[[ Input data open ]]
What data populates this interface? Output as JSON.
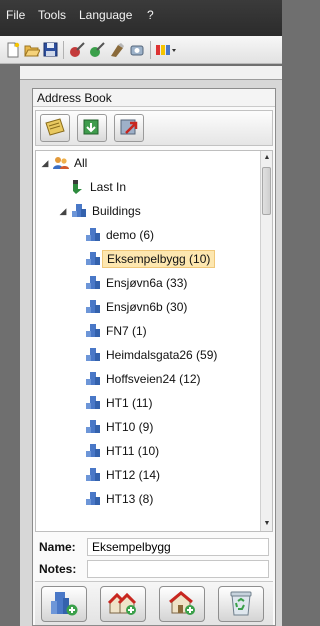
{
  "menubar": {
    "items": [
      "File",
      "Tools",
      "Language",
      "?"
    ]
  },
  "toolbar": {
    "icons": [
      "new-icon",
      "open-icon",
      "save-icon",
      "tool-1-icon",
      "tool-2-icon",
      "tool-3-icon",
      "tool-4-icon",
      "colors-icon"
    ]
  },
  "address_book": {
    "title": "Address Book",
    "toolbar": [
      "contact-card-icon",
      "import-icon",
      "export-icon"
    ],
    "tree": {
      "root": "All",
      "last_in": "Last In",
      "group": "Buildings",
      "items": [
        "demo (6)",
        "Eksempelbygg (10)",
        "Ensjøvn6a (33)",
        "Ensjøvn6b (30)",
        "FN7 (1)",
        "Heimdalsgata26 (59)",
        "Hoffsveien24 (12)",
        "HT1 (11)",
        "HT10 (9)",
        "HT11 (10)",
        "HT12 (14)",
        "HT13 (8)"
      ],
      "selected": "Eksempelbygg (10)"
    },
    "name": {
      "label": "Name:",
      "value": "Eksempelbygg"
    },
    "notes": {
      "label": "Notes:",
      "value": ""
    },
    "bottom_buttons": [
      "add-building-icon",
      "add-houses-icon",
      "add-house-icon",
      "recycle-bin-icon"
    ]
  },
  "colors": {
    "menubar": "#2f2f2f",
    "selection": "#fde7b0",
    "building_icon": "#4a78c7"
  }
}
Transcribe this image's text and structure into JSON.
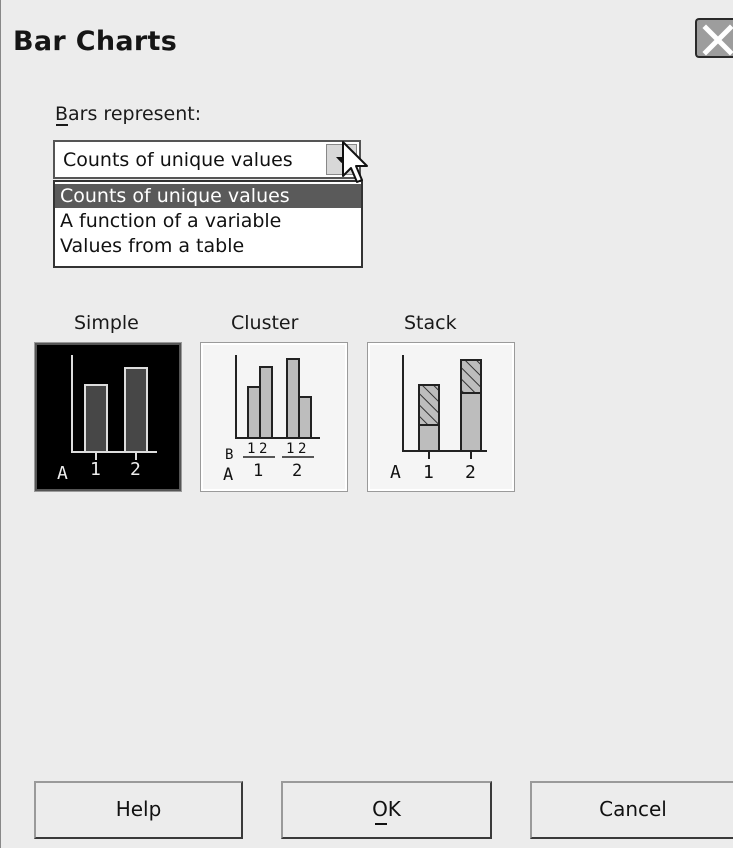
{
  "window": {
    "title": "Bar Charts"
  },
  "bars_represent": {
    "label": "Bars represent:",
    "selected": "Counts of unique values",
    "options": [
      "Counts of unique values",
      "A function of a variable",
      "Values from a table"
    ]
  },
  "chart_types": [
    {
      "label": "Simple",
      "selected": true,
      "axis_label": "A",
      "ticks": [
        "1",
        "2"
      ]
    },
    {
      "label": "Cluster",
      "selected": false,
      "inner_label": "B",
      "outer_label": "A",
      "inner_ticks": [
        "1",
        "2",
        "1",
        "2"
      ],
      "ticks": [
        "1",
        "2"
      ]
    },
    {
      "label": "Stack",
      "selected": false,
      "axis_label": "A",
      "ticks": [
        "1",
        "2"
      ]
    }
  ],
  "buttons": {
    "help": "Help",
    "ok": "OK",
    "cancel": "Cancel"
  },
  "icons": {
    "close": "close-icon",
    "dropdown": "chevron-down-icon",
    "cursor": "arrow-cursor-icon"
  }
}
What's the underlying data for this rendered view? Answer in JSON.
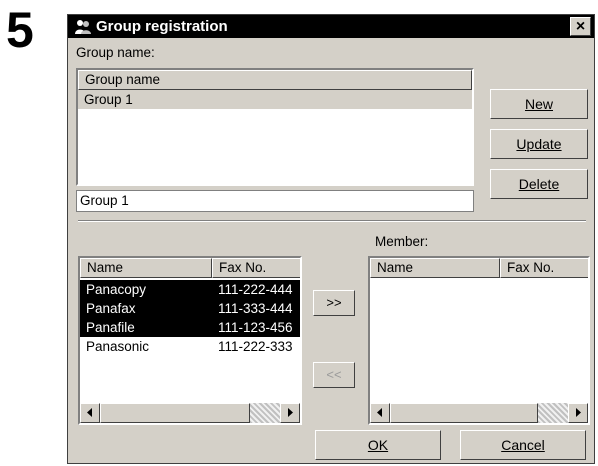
{
  "step_number": "5",
  "dialog": {
    "title": "Group registration",
    "close_label": "×"
  },
  "group_section": {
    "label": "Group name:",
    "list_header": "Group name",
    "items": [
      "Group 1"
    ],
    "name_input_value": "Group 1"
  },
  "buttons": {
    "new_label": "New",
    "update_label": "Update",
    "delete_label": "Delete",
    "add_label": ">>",
    "remove_label": "<<",
    "ok_label": "OK",
    "cancel_label": "Cancel"
  },
  "directory": {
    "columns": [
      "Name",
      "Fax No."
    ],
    "rows": [
      {
        "name": "Panacopy",
        "fax": "111-222-444",
        "selected": true
      },
      {
        "name": "Panafax",
        "fax": "111-333-444",
        "selected": true
      },
      {
        "name": "Panafile",
        "fax": "111-123-456",
        "selected": true
      },
      {
        "name": "Panasonic",
        "fax": "111-222-333",
        "selected": false
      }
    ]
  },
  "members": {
    "label": "Member:",
    "columns": [
      "Name",
      "Fax No."
    ],
    "rows": []
  }
}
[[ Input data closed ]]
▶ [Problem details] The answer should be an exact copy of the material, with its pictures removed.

▶ [Expected answer]
What data populates this interface? Output as JSON.
{
  "menubar": {
    "items": [
      "File",
      "Tools",
      "Language",
      "?"
    ]
  },
  "toolbar": {
    "icons": [
      "new-icon",
      "open-icon",
      "save-icon",
      "tool-1-icon",
      "tool-2-icon",
      "tool-3-icon",
      "tool-4-icon",
      "colors-icon"
    ]
  },
  "address_book": {
    "title": "Address Book",
    "toolbar": [
      "contact-card-icon",
      "import-icon",
      "export-icon"
    ],
    "tree": {
      "root": "All",
      "last_in": "Last In",
      "group": "Buildings",
      "items": [
        "demo (6)",
        "Eksempelbygg (10)",
        "Ensjøvn6a (33)",
        "Ensjøvn6b (30)",
        "FN7 (1)",
        "Heimdalsgata26 (59)",
        "Hoffsveien24 (12)",
        "HT1 (11)",
        "HT10 (9)",
        "HT11 (10)",
        "HT12 (14)",
        "HT13 (8)"
      ],
      "selected": "Eksempelbygg (10)"
    },
    "name": {
      "label": "Name:",
      "value": "Eksempelbygg"
    },
    "notes": {
      "label": "Notes:",
      "value": ""
    },
    "bottom_buttons": [
      "add-building-icon",
      "add-houses-icon",
      "add-house-icon",
      "recycle-bin-icon"
    ]
  },
  "colors": {
    "menubar": "#2f2f2f",
    "selection": "#fde7b0",
    "building_icon": "#4a78c7"
  }
}
Transcribe this image's text and structure into JSON.
{
  "window": {
    "title": "Bar Charts"
  },
  "bars_represent": {
    "label": "Bars represent:",
    "selected": "Counts of unique values",
    "options": [
      "Counts of unique values",
      "A function of a variable",
      "Values from a table"
    ]
  },
  "chart_types": [
    {
      "label": "Simple",
      "selected": true,
      "axis_label": "A",
      "ticks": [
        "1",
        "2"
      ]
    },
    {
      "label": "Cluster",
      "selected": false,
      "inner_label": "B",
      "outer_label": "A",
      "inner_ticks": [
        "1",
        "2",
        "1",
        "2"
      ],
      "ticks": [
        "1",
        "2"
      ]
    },
    {
      "label": "Stack",
      "selected": false,
      "axis_label": "A",
      "ticks": [
        "1",
        "2"
      ]
    }
  ],
  "buttons": {
    "help": "Help",
    "ok": "OK",
    "cancel": "Cancel"
  },
  "icons": {
    "close": "close-icon",
    "dropdown": "chevron-down-icon",
    "cursor": "arrow-cursor-icon"
  }
}
What's the underlying data for this rendered view? Answer in JSON.
{
  "step_number": "5",
  "dialog": {
    "title": "Group registration",
    "close_label": "×"
  },
  "group_section": {
    "label": "Group name:",
    "list_header": "Group name",
    "items": [
      "Group 1"
    ],
    "name_input_value": "Group 1"
  },
  "buttons": {
    "new_label": "New",
    "update_label": "Update",
    "delete_label": "Delete",
    "add_label": ">>",
    "remove_label": "<<",
    "ok_label": "OK",
    "cancel_label": "Cancel"
  },
  "directory": {
    "columns": [
      "Name",
      "Fax No."
    ],
    "rows": [
      {
        "name": "Panacopy",
        "fax": "111-222-444",
        "selected": true
      },
      {
        "name": "Panafax",
        "fax": "111-333-444",
        "selected": true
      },
      {
        "name": "Panafile",
        "fax": "111-123-456",
        "selected": true
      },
      {
        "name": "Panasonic",
        "fax": "111-222-333",
        "selected": false
      }
    ]
  },
  "members": {
    "label": "Member:",
    "columns": [
      "Name",
      "Fax No."
    ],
    "rows": []
  }
}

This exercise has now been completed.